Of course, every brand wants to suggest that its product is the rage among trend-setting consumers. But Coca-Cola is doing more than just suggesting that it is fashionable to drink its product; it is linking its brand to the world’s top fashion designers and putting its name on beauty products too.
Last fall Coca-Cola Light and eight renowned Italian fashion designers — Donatella Versace, Alberta Ferretti, Anna Molinari for Blumarine, Veronic Etro, Silvia Venturini for Fendi, Consuelo Castiglioni for Marni, Angela Missoni and Rossella Jardini for Moschino — teamed up to present specially decorated contoured bottles for the opening of Milan Fashion Week. Showcased at a Coca-Cola Light “Tribute to Fashion” runway event, the original bottles were later auctioned by Sotheby’s with proceeds going to aid the victims of the devastating 2009 earthquake in Abruzzo, Italy. Collectible bottles were also produced in limited edition and sold in Europe. Some are even finding their way onto eBay.
If you think you’ve seen this chair before, you have. Emeco’s Navy Chair has been around since 1944. So why was it such a sensation at the 2010 Milan Furniture Fair in April? And why is Design Within Reach hosting events to tout that it has the retail exclusive on the product? It’s because this 21st century model is made from recycled plastic Coke bottles – 111 of them, more or less, hence its name the 111 Navy Chair.
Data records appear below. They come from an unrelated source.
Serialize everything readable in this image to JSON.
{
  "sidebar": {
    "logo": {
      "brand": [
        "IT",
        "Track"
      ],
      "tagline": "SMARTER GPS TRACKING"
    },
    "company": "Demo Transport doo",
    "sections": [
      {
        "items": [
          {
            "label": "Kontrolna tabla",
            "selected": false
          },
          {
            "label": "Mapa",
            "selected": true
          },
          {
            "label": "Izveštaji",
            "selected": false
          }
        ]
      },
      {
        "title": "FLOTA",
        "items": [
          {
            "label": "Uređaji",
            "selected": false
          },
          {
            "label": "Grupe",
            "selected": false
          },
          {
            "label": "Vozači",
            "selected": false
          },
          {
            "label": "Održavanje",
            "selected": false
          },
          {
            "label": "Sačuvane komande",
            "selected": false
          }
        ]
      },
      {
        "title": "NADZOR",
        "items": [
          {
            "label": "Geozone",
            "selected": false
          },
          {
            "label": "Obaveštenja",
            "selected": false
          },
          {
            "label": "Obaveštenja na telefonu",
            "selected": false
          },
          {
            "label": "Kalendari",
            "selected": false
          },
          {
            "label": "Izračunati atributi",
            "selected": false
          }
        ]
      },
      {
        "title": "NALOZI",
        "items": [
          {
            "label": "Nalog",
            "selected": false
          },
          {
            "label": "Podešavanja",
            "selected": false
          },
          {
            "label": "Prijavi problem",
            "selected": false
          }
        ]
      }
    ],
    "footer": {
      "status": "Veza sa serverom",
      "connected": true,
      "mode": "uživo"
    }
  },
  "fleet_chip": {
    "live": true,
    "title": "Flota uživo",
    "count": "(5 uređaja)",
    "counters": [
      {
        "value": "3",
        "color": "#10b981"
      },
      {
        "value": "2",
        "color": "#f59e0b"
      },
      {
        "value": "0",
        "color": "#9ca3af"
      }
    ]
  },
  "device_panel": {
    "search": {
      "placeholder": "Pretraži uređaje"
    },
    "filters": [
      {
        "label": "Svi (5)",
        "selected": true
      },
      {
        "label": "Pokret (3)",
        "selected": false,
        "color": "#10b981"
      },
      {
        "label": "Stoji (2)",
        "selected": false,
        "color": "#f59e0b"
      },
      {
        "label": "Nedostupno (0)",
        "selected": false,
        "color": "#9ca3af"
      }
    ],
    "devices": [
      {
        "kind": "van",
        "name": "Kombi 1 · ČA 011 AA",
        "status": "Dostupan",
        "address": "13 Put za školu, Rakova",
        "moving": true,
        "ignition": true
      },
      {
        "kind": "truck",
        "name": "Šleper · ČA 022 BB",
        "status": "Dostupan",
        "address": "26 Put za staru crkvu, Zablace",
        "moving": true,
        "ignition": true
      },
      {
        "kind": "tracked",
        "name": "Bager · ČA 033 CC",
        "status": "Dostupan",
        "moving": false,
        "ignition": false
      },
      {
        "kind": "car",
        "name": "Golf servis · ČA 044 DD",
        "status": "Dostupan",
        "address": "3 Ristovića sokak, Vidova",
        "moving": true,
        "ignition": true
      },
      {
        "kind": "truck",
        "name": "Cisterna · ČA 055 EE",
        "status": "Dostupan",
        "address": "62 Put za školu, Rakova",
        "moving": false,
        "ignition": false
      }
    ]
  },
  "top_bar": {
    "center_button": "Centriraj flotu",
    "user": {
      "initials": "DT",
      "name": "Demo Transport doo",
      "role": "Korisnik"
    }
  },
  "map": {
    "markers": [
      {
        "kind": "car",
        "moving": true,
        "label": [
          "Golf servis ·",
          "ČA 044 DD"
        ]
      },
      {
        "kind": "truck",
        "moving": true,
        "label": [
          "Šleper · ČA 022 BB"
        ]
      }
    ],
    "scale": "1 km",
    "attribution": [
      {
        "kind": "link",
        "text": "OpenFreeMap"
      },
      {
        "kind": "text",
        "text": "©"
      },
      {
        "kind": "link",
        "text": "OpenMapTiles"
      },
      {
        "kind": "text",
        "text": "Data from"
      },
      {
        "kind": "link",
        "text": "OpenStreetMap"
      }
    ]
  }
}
Fast Company named this year’s Masters of Design: David Butler, vice president of global design for Coca-Cola; David Adjaye, architect and CEO of Adjaye Associates, David Rockwell, interior architect and head of Rockwell Group, Alberto Alessi, head of the famous Alessi Design Factory, and Lisa Strausfeld, new media design and partner of Pentagram in New York. This is a brief interview with three of the recipients. In future weeks, we hope to bring more indepth remarks by the 2009 Masters.